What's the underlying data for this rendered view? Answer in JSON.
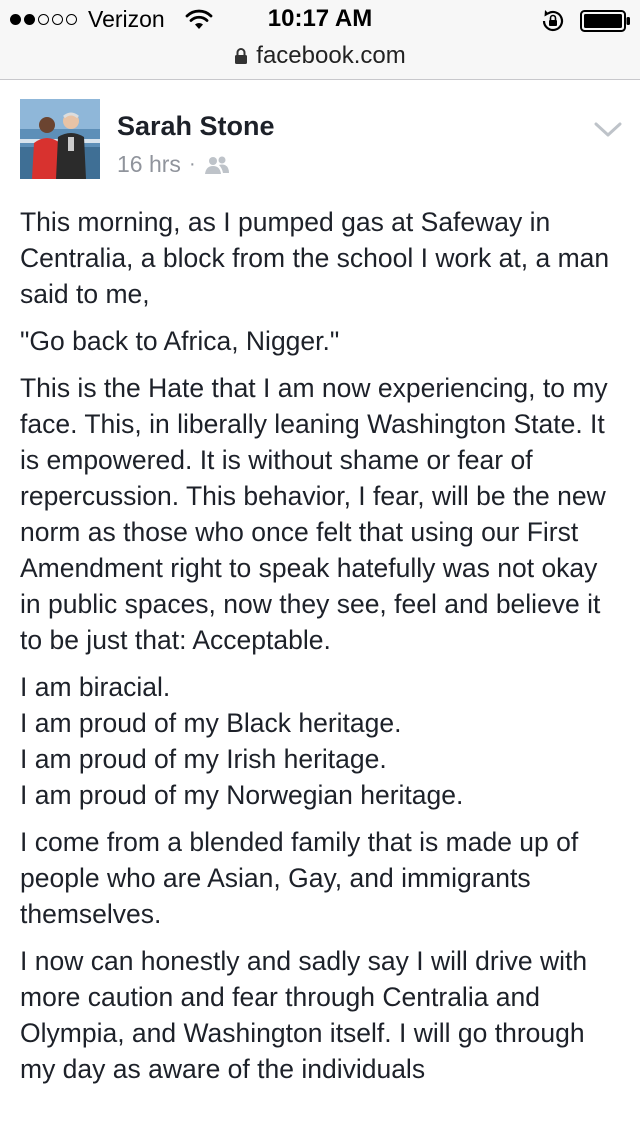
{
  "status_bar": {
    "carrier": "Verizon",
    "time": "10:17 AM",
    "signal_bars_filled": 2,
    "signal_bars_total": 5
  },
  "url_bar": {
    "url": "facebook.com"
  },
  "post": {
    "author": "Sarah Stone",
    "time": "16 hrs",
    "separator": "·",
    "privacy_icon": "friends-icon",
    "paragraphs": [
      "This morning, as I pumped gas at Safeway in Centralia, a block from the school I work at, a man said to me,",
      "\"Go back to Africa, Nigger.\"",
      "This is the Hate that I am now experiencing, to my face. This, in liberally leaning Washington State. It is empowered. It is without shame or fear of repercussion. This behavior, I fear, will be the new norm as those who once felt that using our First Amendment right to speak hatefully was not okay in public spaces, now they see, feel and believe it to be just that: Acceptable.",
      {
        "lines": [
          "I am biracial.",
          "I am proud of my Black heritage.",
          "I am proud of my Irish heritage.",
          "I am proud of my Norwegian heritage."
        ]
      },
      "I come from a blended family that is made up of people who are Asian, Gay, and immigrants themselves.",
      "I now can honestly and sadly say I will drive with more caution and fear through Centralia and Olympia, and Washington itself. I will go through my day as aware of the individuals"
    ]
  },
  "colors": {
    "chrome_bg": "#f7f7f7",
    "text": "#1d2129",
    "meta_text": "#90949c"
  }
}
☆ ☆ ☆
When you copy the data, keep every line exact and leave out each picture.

What's the underlying data for this rendered view? Answer in JSON.
{
  "status_bar": {
    "carrier": "Verizon",
    "time": "10:17 AM",
    "signal_bars_filled": 2,
    "signal_bars_total": 5
  },
  "url_bar": {
    "url": "facebook.com"
  },
  "post": {
    "author": "Sarah Stone",
    "time": "16 hrs",
    "separator": "·",
    "privacy_icon": "friends-icon",
    "paragraphs": [
      "This morning, as I pumped gas at Safeway in Centralia, a block from the school I work at, a man said to me,",
      "\"Go back to Africa, Nigger.\"",
      "This is the Hate that I am now experiencing, to my face. This, in liberally leaning Washington State. It is empowered. It is without shame or fear of repercussion. This behavior, I fear, will be the new norm as those who once felt that using our First Amendment right to speak hatefully was not okay in public spaces, now they see, feel and believe it to be just that: Acceptable.",
      {
        "lines": [
          "I am biracial.",
          "I am proud of my Black heritage.",
          "I am proud of my Irish heritage.",
          "I am proud of my Norwegian heritage."
        ]
      },
      "I come from a blended family that is made up of people who are Asian, Gay, and immigrants themselves.",
      "I now can honestly and sadly say I will drive with more caution and fear through Centralia and Olympia, and Washington itself. I will go through my day as aware of the individuals"
    ]
  },
  "colors": {
    "chrome_bg": "#f7f7f7",
    "text": "#1d2129",
    "meta_text": "#90949c"
  }
}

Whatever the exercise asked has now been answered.